My main point is that when you spend all that time suffering, isolated by an invisible illness, besieged by the weight of your twisted perceptions of reality, battered by your brain into the belief of your own worthlessness, you don’t even feel like a real person anymore. You get confused about who you are, why you’re even on this planet (or any other, not judging), what the value of your individuality is – what is the worth of my soul?
And so, Koch’s conclusion make sense to me, because they are the conclusions that I too have come to. I have felt for so long that this body is not my home, angry that I didn’t choose it, didn’t choose to be alive in it, didn’t choose to fill it with strange and crushing sadness. I have felt as if my life has been inhabited by a stranger who goes through the motions of day-to-day living, this gray, vague fog that has made this skin dull and un-enthused.
When I choose to put something on my body, I have chosen a little bit more of myself to voluntarily stay in the world. It’s as if 90% of my body was taken hostage by this illness, and each tattoo, each quantity of skin I cover, I take back for myself. I bump it down. 80%. 75%. It’s like saying to my depression, “You don’t own me.” These tattoos are the parts of myself choosing life, on my terms. I would like to think of them as my movement towards a more authentic life, becoming braver and bolder and learning to stand up for myself and my enough-ness. They are pictographs of the person inside of me, working her way to the surface. Or I guess, from the surface, into my skin. (Ha, it’s a tattoo joke, get it? Because the ink has to settle… Never mind.)
Tattoos have been permanence when I am faced with upheaval, markers of strength when I don’t feel so strong.
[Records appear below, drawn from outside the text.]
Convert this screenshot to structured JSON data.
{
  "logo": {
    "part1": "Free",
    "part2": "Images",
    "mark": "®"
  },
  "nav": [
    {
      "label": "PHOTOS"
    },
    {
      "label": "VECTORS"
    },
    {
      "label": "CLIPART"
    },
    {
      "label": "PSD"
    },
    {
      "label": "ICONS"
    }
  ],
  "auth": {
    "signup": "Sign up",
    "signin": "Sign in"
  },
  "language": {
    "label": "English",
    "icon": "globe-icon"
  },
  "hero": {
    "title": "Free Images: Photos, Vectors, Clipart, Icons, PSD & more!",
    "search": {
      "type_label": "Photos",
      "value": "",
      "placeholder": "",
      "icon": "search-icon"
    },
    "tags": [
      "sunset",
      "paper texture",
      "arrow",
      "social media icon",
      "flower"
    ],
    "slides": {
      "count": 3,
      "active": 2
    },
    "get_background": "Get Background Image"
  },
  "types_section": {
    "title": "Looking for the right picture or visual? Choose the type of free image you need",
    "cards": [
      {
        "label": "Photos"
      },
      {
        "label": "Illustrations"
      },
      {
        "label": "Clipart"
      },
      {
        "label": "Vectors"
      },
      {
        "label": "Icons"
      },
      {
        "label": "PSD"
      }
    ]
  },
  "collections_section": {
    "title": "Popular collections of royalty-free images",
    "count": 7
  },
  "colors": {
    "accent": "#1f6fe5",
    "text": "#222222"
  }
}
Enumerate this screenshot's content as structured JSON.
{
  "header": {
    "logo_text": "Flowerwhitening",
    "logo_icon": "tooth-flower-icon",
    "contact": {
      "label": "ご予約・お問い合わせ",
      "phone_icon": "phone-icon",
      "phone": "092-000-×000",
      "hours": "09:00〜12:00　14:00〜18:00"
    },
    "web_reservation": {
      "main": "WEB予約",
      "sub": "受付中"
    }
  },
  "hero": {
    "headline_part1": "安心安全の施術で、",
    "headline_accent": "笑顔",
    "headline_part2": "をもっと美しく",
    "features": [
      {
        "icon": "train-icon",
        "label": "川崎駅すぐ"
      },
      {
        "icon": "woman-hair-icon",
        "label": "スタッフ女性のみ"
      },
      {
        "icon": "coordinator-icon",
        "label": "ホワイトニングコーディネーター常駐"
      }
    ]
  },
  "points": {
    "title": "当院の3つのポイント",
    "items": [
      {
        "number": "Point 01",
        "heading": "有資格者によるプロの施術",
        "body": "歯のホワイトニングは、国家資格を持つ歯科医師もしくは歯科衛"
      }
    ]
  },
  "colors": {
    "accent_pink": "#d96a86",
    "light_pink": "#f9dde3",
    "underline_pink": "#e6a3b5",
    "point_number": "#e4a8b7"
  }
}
It feels fitting to add another to my collection as I reach the denouement of my college career and turn toward the future.
Plus, they’re just cool.